Dataset -
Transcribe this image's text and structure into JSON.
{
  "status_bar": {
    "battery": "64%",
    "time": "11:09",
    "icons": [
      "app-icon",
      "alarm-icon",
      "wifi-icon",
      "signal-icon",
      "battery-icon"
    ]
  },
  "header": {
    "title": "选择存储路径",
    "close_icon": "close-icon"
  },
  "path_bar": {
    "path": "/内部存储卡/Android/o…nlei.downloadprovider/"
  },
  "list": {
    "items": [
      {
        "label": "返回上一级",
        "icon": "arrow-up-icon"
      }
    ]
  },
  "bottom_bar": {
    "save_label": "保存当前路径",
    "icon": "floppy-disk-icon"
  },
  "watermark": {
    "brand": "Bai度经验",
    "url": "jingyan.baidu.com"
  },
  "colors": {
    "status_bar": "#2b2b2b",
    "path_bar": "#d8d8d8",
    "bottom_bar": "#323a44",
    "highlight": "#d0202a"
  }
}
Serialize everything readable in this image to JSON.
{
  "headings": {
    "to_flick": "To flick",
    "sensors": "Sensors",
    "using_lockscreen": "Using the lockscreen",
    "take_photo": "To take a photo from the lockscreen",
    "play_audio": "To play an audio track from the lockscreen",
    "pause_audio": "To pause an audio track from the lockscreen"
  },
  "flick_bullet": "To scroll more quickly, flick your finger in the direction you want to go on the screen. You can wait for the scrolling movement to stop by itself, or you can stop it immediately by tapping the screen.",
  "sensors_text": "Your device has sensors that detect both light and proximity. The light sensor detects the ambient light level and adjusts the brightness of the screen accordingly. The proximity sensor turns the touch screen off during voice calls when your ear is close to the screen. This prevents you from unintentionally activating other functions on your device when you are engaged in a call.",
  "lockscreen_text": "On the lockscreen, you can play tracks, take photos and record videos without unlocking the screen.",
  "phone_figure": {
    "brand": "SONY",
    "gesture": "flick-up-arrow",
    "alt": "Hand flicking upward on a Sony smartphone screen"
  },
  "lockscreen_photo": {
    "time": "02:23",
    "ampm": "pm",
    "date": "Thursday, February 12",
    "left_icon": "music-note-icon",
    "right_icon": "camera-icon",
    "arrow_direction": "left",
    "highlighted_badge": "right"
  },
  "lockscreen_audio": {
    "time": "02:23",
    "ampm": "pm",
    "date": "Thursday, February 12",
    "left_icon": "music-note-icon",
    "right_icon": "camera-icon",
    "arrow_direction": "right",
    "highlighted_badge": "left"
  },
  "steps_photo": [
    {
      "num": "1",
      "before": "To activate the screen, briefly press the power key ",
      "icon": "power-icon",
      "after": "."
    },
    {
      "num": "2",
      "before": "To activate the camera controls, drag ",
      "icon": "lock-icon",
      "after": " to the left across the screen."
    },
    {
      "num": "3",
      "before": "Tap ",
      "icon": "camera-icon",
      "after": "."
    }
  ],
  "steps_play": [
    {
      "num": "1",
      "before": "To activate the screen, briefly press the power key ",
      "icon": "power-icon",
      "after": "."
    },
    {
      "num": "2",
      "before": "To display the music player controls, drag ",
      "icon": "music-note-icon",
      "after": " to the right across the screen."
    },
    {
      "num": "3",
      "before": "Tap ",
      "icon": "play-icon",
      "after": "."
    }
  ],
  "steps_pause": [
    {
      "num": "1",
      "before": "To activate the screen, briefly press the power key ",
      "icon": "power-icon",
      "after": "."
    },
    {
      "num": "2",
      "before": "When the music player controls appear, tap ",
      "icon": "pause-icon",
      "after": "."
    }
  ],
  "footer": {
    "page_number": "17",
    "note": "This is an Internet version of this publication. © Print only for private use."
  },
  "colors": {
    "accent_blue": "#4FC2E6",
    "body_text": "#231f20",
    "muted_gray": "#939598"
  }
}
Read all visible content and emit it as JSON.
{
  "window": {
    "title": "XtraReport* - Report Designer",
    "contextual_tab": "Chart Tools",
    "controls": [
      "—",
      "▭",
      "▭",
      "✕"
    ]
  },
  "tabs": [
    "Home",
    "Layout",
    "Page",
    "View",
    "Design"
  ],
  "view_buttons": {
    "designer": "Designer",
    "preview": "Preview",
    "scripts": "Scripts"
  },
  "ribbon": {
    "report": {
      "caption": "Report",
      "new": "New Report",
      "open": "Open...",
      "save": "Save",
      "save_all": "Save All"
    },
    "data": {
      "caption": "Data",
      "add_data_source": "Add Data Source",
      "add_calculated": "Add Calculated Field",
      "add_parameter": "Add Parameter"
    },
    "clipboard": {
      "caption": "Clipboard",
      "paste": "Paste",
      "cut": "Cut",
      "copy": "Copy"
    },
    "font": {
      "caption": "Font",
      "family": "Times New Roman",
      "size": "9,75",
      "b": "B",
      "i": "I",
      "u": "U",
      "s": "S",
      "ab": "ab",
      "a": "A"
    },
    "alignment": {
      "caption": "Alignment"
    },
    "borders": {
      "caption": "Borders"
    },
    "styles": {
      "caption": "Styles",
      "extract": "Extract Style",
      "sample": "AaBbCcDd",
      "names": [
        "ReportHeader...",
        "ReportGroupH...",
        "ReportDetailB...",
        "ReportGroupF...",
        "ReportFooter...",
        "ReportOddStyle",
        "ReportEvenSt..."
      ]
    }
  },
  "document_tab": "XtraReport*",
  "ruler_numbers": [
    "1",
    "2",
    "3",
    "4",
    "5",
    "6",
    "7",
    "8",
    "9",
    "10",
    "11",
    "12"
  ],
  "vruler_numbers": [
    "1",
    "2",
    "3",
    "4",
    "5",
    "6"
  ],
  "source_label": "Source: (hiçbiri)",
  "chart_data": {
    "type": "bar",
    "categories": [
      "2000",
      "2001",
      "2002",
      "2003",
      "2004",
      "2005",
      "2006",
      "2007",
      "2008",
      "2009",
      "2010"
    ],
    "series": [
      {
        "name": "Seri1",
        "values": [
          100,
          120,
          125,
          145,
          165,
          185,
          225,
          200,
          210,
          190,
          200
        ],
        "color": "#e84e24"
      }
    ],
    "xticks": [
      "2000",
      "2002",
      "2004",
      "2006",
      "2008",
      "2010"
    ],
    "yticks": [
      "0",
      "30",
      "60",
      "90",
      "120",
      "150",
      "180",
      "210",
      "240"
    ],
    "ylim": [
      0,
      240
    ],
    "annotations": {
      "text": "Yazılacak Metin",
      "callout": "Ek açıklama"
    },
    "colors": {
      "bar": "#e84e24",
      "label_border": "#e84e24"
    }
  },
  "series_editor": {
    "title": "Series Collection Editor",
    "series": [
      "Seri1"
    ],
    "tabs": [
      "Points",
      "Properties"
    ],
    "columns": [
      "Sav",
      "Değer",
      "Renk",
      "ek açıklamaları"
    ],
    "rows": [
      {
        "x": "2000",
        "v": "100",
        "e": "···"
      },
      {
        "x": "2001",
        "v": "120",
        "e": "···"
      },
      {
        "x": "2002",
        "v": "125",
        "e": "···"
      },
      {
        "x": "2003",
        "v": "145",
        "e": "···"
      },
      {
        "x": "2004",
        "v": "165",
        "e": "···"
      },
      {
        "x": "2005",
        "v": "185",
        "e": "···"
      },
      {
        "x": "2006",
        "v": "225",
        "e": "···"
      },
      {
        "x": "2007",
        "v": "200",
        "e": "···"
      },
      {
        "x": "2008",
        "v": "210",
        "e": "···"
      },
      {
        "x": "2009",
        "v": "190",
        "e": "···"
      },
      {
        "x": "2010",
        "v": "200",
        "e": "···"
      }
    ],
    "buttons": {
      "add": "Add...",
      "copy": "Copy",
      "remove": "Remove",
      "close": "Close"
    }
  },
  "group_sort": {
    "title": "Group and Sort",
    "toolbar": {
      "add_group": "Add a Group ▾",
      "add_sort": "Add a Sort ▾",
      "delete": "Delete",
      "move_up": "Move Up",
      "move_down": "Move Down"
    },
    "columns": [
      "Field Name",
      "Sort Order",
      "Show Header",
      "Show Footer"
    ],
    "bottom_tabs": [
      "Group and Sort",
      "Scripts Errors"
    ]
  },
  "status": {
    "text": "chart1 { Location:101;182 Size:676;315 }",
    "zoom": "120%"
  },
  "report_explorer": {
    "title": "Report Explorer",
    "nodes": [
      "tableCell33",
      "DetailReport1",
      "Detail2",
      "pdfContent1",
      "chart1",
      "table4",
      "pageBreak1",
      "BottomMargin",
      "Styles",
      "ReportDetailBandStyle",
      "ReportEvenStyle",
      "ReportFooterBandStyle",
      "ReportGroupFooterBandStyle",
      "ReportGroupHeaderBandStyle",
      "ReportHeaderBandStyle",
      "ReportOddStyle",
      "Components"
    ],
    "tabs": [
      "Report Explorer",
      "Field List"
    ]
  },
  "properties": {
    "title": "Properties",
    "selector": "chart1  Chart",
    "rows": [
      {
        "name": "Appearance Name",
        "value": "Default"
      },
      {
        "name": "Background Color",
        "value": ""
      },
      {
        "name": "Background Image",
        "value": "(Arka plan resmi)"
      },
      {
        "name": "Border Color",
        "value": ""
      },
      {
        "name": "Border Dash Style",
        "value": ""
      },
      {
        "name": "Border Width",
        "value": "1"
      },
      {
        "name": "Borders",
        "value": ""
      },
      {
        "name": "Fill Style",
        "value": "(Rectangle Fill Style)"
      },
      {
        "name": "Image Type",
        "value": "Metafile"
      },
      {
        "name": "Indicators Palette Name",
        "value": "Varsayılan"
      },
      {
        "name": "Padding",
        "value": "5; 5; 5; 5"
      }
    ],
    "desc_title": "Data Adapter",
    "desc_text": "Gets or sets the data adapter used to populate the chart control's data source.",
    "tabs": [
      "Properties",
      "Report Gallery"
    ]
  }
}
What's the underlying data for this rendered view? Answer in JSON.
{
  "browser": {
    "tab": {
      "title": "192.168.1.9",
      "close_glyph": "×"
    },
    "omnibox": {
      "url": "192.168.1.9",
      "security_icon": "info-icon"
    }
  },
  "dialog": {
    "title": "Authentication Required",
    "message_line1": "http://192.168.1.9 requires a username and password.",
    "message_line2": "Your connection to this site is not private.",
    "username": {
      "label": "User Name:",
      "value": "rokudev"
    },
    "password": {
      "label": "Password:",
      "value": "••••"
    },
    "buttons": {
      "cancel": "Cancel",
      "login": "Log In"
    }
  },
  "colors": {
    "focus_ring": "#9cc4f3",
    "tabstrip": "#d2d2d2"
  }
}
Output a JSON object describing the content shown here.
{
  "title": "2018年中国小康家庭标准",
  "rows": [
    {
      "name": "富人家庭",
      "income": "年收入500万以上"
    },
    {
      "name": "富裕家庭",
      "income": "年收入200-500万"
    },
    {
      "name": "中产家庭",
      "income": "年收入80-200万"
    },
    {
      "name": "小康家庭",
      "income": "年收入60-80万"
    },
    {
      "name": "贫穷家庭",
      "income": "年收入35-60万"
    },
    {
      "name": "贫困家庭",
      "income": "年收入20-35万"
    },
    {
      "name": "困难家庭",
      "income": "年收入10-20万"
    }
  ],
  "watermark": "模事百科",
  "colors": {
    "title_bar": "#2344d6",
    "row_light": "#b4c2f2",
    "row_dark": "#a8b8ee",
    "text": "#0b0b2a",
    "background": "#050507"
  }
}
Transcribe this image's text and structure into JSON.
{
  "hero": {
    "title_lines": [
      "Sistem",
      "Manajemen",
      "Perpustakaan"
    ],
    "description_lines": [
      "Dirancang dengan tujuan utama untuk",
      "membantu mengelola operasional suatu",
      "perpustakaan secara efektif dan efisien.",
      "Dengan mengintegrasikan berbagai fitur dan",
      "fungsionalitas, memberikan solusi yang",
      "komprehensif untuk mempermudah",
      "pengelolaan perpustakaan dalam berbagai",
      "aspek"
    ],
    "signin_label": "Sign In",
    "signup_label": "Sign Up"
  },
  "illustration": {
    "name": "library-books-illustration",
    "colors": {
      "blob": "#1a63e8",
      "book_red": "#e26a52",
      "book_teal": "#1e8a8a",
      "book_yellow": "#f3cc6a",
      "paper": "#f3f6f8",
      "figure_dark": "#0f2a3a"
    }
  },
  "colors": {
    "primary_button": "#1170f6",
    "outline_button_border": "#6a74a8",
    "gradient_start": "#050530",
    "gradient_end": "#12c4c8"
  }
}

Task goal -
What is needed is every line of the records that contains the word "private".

Answer box -
    "note": "This is an Internet version of this publication. © Print only for private use."
    "message_line2": "Your connection to this site is not private.",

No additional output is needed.